In the context of health care, patients are often asked to nominate a next-of-kin when registering with their general practitioner, or alternatively on admission to hospital. Hospitals will then notify the next-of-kin that the patient has been admitted or if there is any change in their condition. If the patient is unconscious or otherwise unable to state their next-of-kin, hospitals will usually list their nearest blood relative, though there are no specific rules. Doctors attempt to seek the views of the next-of-kin when considering decision making for unconscious patients or those who lack capacity. The next-of-kin has no power to make any decisions regarding medical care, only to advise, and can neither override the previously stated wishes of the patient nor prevent the medical team acting in what they consider to be the best interests of the patient.

Traditionally, unmarried partners (especially same sex ones) were often excluded by certain institutions, but this has changed in recent years due to the increase in cohabitation in the UK, and in diverse families, such as those formed by unmarried partners with children (47.6% of children were born outside marriage in 2012).[8] As a result of these social changes, the policy in most NHS trusts is to ask a person on their admission to hospital to nominate their next of kin formally.[9]

Powers similar to next-of-kin as defined in other jurisdictions can be explicitly delegated to another person using lasting power of attorney,[10] under the provisions of the Mental Capacity Act 2005[11] (this Act does not relate specifically to mental health and is largely unrelated to the Mental Health Act).

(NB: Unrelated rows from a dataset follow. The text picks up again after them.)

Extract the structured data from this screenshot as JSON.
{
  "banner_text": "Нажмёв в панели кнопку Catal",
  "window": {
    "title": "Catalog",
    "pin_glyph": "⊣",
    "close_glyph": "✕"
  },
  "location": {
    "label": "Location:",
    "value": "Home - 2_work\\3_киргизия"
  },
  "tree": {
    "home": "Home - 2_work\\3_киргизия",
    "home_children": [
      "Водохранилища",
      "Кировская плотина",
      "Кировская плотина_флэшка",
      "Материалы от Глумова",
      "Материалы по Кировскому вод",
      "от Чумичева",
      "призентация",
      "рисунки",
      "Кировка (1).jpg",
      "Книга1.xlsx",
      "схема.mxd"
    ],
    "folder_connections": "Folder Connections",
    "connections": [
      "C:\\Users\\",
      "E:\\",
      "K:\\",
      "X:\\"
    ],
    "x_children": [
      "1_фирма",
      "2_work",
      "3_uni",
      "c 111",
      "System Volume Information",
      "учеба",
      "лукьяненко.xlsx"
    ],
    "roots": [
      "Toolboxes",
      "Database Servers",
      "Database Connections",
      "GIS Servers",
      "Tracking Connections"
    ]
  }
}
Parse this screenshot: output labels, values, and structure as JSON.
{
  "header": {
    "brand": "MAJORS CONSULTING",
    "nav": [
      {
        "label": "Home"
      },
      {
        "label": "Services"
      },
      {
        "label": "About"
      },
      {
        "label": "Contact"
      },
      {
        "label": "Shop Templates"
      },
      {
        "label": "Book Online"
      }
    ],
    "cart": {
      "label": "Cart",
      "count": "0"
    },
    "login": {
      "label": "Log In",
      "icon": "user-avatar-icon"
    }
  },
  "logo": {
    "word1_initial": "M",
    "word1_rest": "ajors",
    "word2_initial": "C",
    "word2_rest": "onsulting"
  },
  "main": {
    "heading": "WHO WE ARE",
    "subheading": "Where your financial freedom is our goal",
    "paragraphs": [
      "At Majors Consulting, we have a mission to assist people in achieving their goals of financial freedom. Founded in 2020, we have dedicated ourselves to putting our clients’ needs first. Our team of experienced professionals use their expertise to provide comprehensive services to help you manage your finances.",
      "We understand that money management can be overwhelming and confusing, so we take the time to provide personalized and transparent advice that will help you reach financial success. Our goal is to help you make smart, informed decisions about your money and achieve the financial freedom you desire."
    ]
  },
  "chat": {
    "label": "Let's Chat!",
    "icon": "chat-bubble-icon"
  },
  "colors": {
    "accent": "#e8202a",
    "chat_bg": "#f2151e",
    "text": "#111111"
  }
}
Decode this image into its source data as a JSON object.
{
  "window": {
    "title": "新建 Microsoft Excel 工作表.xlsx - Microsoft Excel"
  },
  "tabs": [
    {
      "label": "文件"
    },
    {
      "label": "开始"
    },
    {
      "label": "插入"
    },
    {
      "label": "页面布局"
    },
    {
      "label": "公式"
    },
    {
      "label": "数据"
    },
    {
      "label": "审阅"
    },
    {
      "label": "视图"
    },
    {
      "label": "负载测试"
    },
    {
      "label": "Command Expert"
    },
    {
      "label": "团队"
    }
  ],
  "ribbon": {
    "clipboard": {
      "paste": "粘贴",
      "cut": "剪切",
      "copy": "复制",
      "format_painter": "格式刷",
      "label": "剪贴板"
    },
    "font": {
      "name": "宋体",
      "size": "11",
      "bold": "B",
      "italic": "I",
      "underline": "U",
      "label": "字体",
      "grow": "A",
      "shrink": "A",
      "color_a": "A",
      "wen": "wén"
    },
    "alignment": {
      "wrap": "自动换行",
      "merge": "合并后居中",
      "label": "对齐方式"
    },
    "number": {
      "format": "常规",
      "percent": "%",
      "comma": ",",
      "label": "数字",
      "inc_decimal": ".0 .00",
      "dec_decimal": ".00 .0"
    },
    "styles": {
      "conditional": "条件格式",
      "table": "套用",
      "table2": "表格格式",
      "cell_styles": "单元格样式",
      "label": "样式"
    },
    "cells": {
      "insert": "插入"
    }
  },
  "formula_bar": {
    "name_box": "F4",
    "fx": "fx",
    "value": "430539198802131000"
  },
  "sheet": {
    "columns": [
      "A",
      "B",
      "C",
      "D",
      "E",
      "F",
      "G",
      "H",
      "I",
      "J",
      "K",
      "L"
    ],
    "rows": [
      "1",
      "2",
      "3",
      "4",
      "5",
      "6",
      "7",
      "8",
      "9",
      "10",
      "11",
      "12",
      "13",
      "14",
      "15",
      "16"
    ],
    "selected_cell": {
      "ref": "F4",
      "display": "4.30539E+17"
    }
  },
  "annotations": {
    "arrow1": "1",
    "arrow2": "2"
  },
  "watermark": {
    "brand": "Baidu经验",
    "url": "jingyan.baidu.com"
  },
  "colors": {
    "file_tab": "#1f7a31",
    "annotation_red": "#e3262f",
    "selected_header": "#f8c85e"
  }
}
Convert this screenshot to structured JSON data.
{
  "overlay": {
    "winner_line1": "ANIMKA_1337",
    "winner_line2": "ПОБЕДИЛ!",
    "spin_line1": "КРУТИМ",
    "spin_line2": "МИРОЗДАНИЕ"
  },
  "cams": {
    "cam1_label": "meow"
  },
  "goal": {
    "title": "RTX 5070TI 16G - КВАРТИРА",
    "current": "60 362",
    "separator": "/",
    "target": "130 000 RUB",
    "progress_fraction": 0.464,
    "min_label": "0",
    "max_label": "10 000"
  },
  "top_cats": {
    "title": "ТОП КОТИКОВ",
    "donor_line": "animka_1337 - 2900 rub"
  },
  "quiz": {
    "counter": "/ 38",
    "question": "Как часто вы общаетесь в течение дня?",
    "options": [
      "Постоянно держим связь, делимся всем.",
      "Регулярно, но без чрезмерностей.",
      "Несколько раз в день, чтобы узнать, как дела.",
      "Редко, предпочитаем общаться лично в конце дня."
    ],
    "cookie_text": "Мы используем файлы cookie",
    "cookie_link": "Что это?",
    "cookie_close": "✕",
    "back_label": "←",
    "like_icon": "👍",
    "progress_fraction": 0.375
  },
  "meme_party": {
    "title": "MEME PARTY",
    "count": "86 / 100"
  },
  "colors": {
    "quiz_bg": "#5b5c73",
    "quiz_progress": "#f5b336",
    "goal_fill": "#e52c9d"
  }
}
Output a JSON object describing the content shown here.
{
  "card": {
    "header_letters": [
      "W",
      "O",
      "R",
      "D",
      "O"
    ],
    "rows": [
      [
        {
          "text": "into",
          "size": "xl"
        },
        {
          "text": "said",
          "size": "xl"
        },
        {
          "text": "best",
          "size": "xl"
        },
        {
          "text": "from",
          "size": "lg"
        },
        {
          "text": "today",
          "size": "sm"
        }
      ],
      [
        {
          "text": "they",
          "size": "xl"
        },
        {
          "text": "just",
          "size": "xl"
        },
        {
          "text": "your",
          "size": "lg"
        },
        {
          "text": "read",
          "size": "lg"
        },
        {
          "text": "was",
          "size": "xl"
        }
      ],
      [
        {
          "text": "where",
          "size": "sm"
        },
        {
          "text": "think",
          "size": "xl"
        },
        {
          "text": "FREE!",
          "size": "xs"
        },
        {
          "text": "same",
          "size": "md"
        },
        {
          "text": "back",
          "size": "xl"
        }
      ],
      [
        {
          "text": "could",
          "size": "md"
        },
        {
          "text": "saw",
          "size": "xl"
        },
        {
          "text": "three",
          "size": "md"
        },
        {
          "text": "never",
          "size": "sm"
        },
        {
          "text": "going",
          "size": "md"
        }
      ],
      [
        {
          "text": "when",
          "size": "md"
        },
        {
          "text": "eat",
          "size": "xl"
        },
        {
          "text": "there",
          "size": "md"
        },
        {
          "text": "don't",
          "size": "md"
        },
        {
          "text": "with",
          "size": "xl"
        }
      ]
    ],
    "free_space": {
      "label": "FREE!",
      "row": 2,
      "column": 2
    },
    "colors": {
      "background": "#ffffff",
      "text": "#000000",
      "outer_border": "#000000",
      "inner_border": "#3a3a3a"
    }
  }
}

The Mental Health Act 1983, Section 26[12] replaced the traditional term next-of-kin with "nearest relative".


In Ireland, the term "next of kin" does have a meaning with regard to inheritance law. If a person dies intestate, that is without leaving a will, then the rules of the Succession Act, 1965 apply. Part VI of the Act — Distribution on Intestacy (sections 66–75) — explains the rules of intestacy; this was amended by Civil Partnership and Certain Rights and Obligations of Cohabitants Act 2010.[13] With regard to medical law, "next of kin" is a very vague concept which has no legally defined meaning. If a patient is incapable of making a decision (for instance due to unconsciousness), the present medical ethics in Ireland is to consult with the next of kin (in order: spouse, children, parents, siblings). However, the next of kin have no general right to make decisions on behalf of adult patients.[14]

See also[edit]


  1. ^ "Next of kin". Legal Information Institute. Ithaca, NY: Cornell Law School. July 2020. Retrieved 17 January 2023.
  2. ^ a b c d Problems and Materials on Decedents' Estates and Trusts. Scoles, Halbach, Roberts, Begleiter. Seventh Ed. Aspen Publishers. 2006. ISBN 0-7355-4076-4.
  3. ^ a b "Degrees of Kinship Chart by Civil Law - heirbase". heirbase.com.
  4. ^ a b "Intestacy - who inherits if someone dies without a will?". www.gov.uk.
  5. ^ "Understanding Next of kin order". theidioms.com. Retrieved 2018-07-20.
  6. ^ "BBC NEWS - Business - Sorting out your child's inheritance". bbc.co.uk. 14 July 2009.
  7. ^ "Parental rights and responsibilities". www.gov.uk.
  8. ^ "Eurostat - Tables, Graphs and Maps Interface (TGM) table". europa.eu.
  9. ^ "Next of Kin - LivingTogether - Advicenow". advicenow.org.uk. Archived from the original on 2015-06-11.
  10. ^ "Making decisions for someone else, Office of the Public Guardian". Archived from the original on 2010-07-23. Retrieved 2010-07-17.
  11. ^ Mental Capacity Act 2005
  12. ^ "Mental Health Act 1983" (PDF). cqc.org.uk. Archived from the original (PDF) on 2011-07-20. Retrieved 2009-09-25.
  13. ^ "Civil Partnership and Certain Rights and Obligations of Cohabitants Act 2010". irishstatutebook.ie. Archived from the original on 2015-05-23.
  14. ^ "Advance Care Directives". citizensinformation.ie.

External links[edit]